**What the task asks**
Without the pictures, copy all of the data exactly.
== Data records ==
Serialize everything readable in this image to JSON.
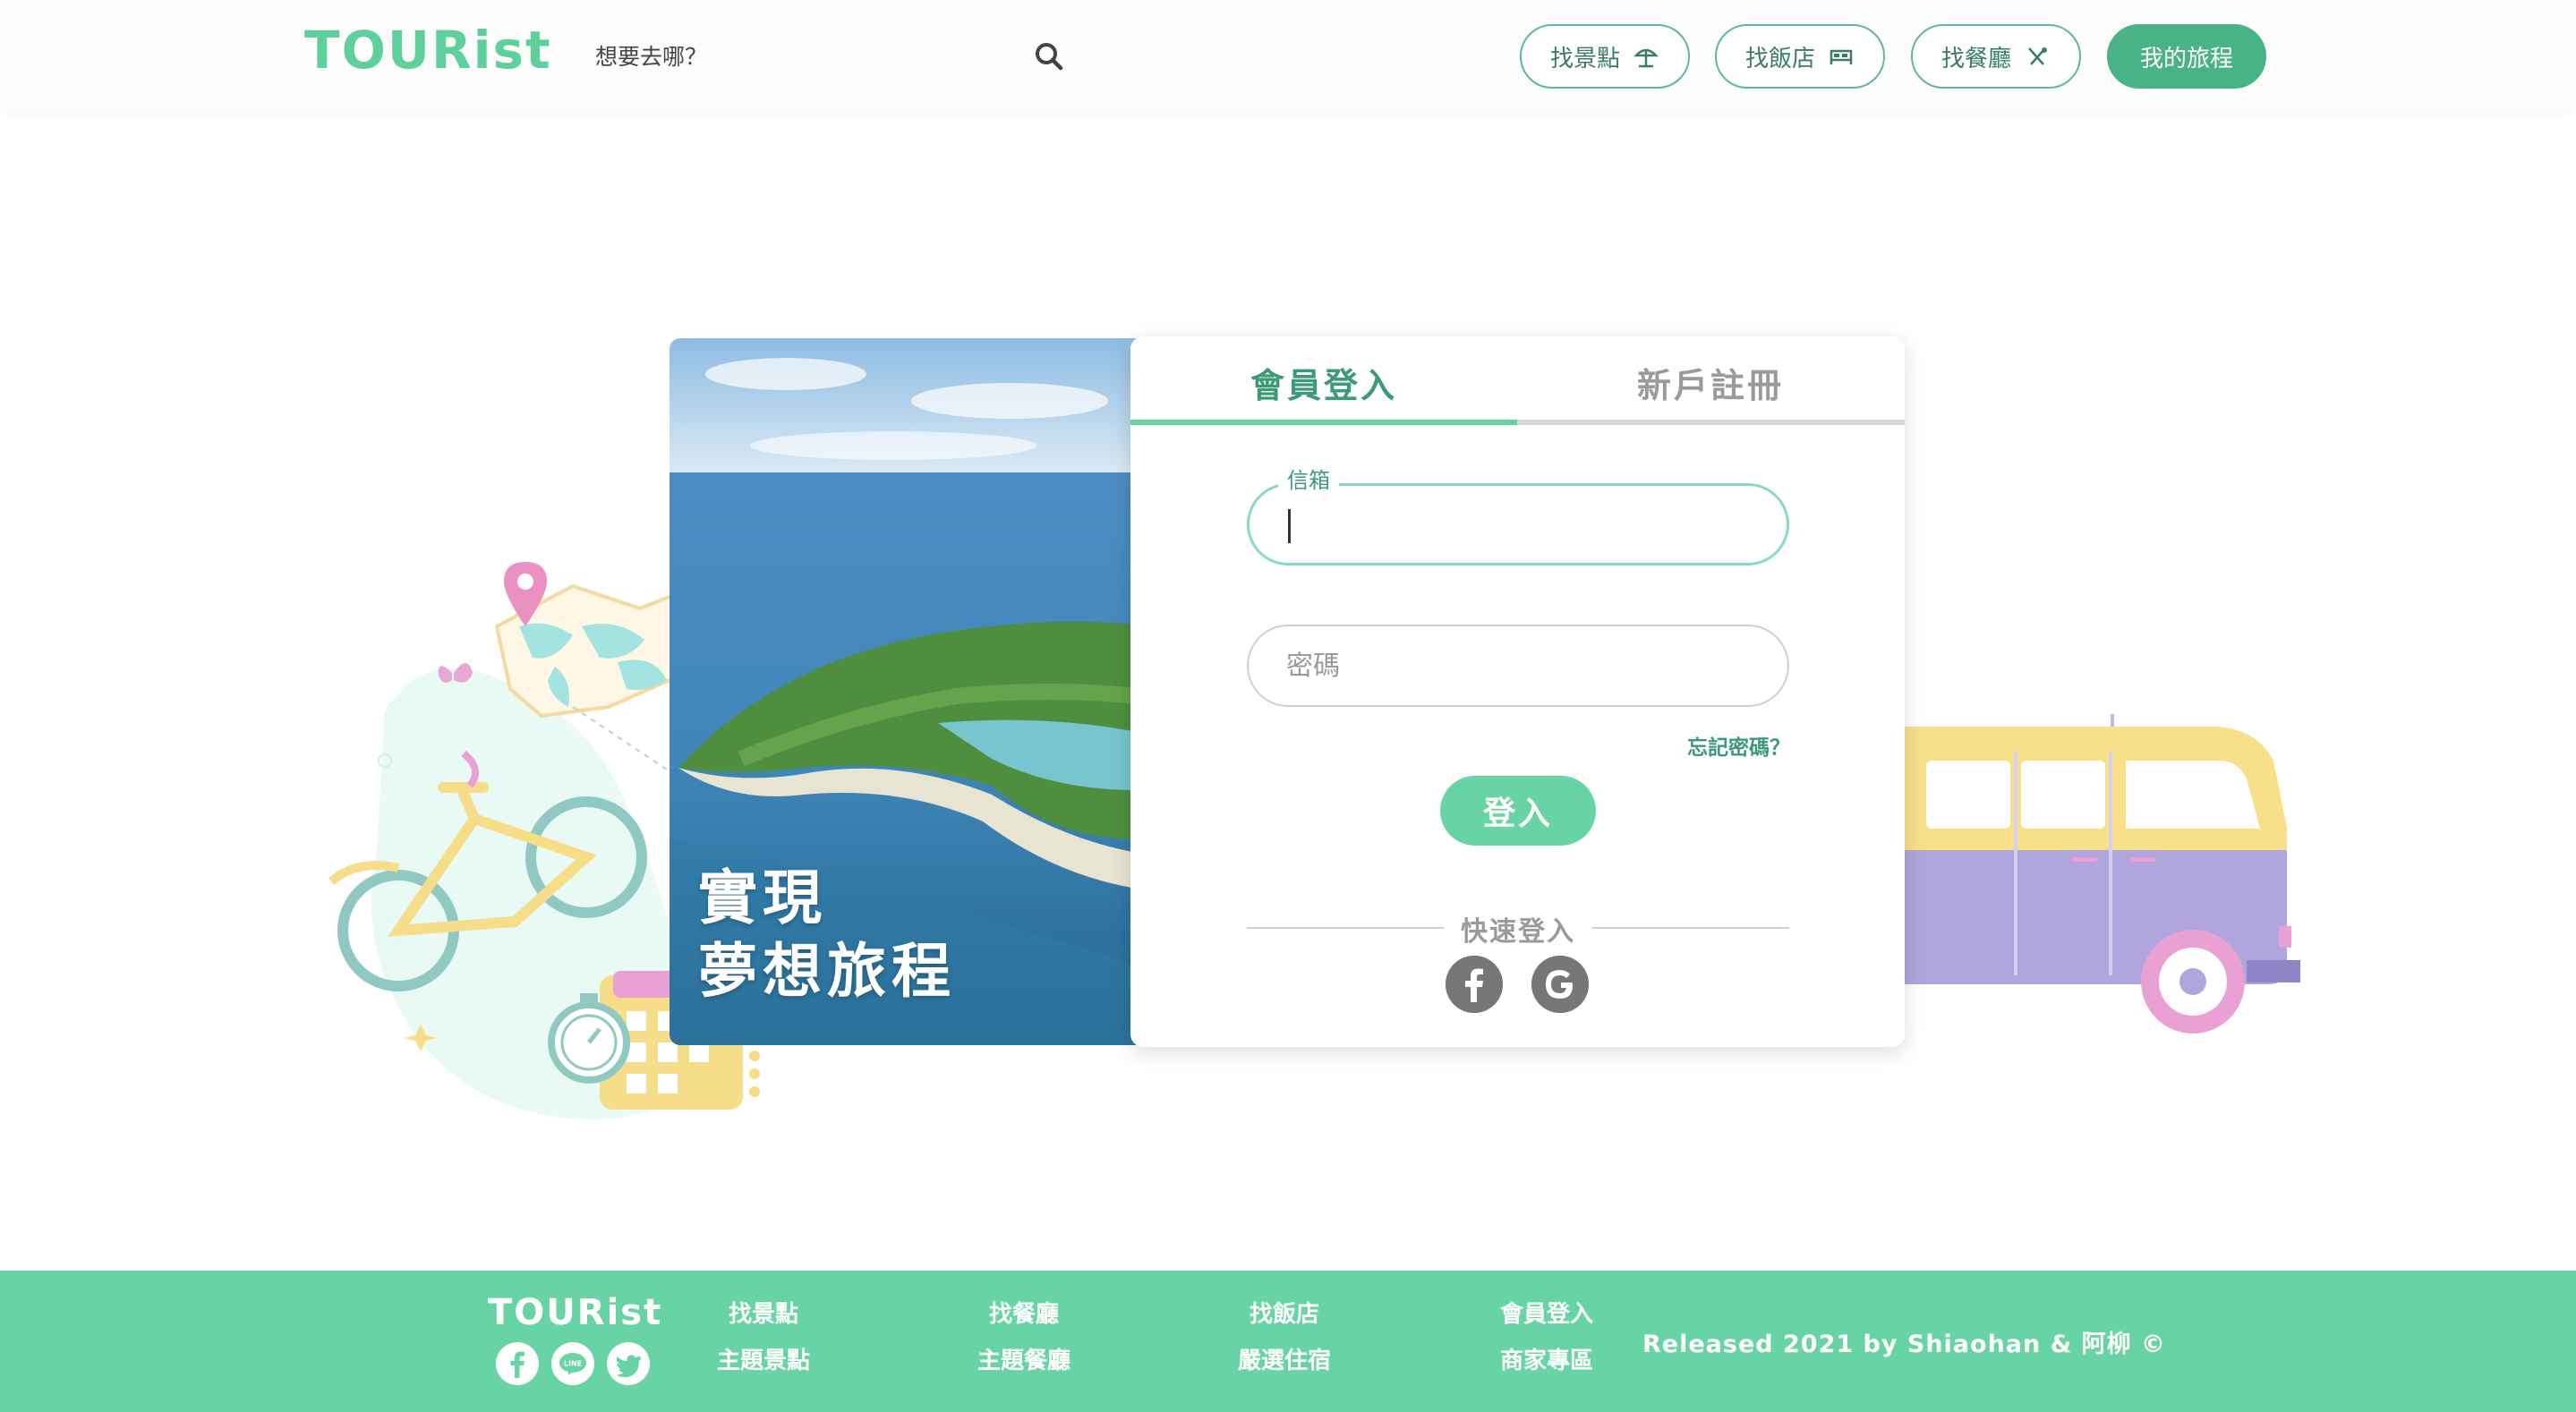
{
  "header": {
    "logo": "TOURist",
    "search_placeholder": "想要去哪？",
    "nav": [
      {
        "label": "找景點",
        "icon": "beach-umbrella-icon"
      },
      {
        "label": "找飯店",
        "icon": "bed-icon"
      },
      {
        "label": "找餐廳",
        "icon": "utensils-icon"
      },
      {
        "label": "我的旅程"
      }
    ]
  },
  "hero": {
    "caption_line1": "實現",
    "caption_line2": "夢想旅程"
  },
  "login": {
    "tabs": [
      {
        "label": "會員登入",
        "active": true
      },
      {
        "label": "新戶註冊",
        "active": false
      }
    ],
    "email_label": "信箱",
    "email_value": "",
    "password_placeholder": "密碼",
    "forgot": "忘記密碼？",
    "submit": "登入",
    "quick_login": "快速登入",
    "social": [
      "facebook-icon",
      "google-icon"
    ]
  },
  "footer": {
    "logo": "TOURist",
    "social_icons": [
      "facebook-icon",
      "line-icon",
      "twitter-icon"
    ],
    "links": [
      [
        "找景點",
        "主題景點"
      ],
      [
        "找餐廳",
        "主題餐廳"
      ],
      [
        "找飯店",
        "嚴選住宿"
      ],
      [
        "會員登入",
        "商家專區"
      ]
    ],
    "released": "Released 2021 by Shiaohan & 阿柳 ©"
  },
  "colors": {
    "brand_green": "#5fcf9c",
    "dark_green": "#3d9a77",
    "footer_green": "#68d4a5",
    "button_green": "#49b287"
  }
}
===
**The completed task**
Serialize everything readable in this image to JSON.
{
  "header": {
    "logo": "TOURist",
    "search_placeholder": "想要去哪？",
    "nav": [
      {
        "label": "找景點",
        "icon": "beach-umbrella-icon"
      },
      {
        "label": "找飯店",
        "icon": "bed-icon"
      },
      {
        "label": "找餐廳",
        "icon": "utensils-icon"
      },
      {
        "label": "我的旅程"
      }
    ]
  },
  "hero": {
    "caption_line1": "實現",
    "caption_line2": "夢想旅程"
  },
  "login": {
    "tabs": [
      {
        "label": "會員登入",
        "active": true
      },
      {
        "label": "新戶註冊",
        "active": false
      }
    ],
    "email_label": "信箱",
    "email_value": "",
    "password_placeholder": "密碼",
    "forgot": "忘記密碼？",
    "submit": "登入",
    "quick_login": "快速登入",
    "social": [
      "facebook-icon",
      "google-icon"
    ]
  },
  "footer": {
    "logo": "TOURist",
    "social_icons": [
      "facebook-icon",
      "line-icon",
      "twitter-icon"
    ],
    "links": [
      [
        "找景點",
        "主題景點"
      ],
      [
        "找餐廳",
        "主題餐廳"
      ],
      [
        "找飯店",
        "嚴選住宿"
      ],
      [
        "會員登入",
        "商家專區"
      ]
    ],
    "released": "Released 2021 by Shiaohan & 阿柳 ©"
  },
  "colors": {
    "brand_green": "#5fcf9c",
    "dark_green": "#3d9a77",
    "footer_green": "#68d4a5",
    "button_green": "#49b287"
  }
}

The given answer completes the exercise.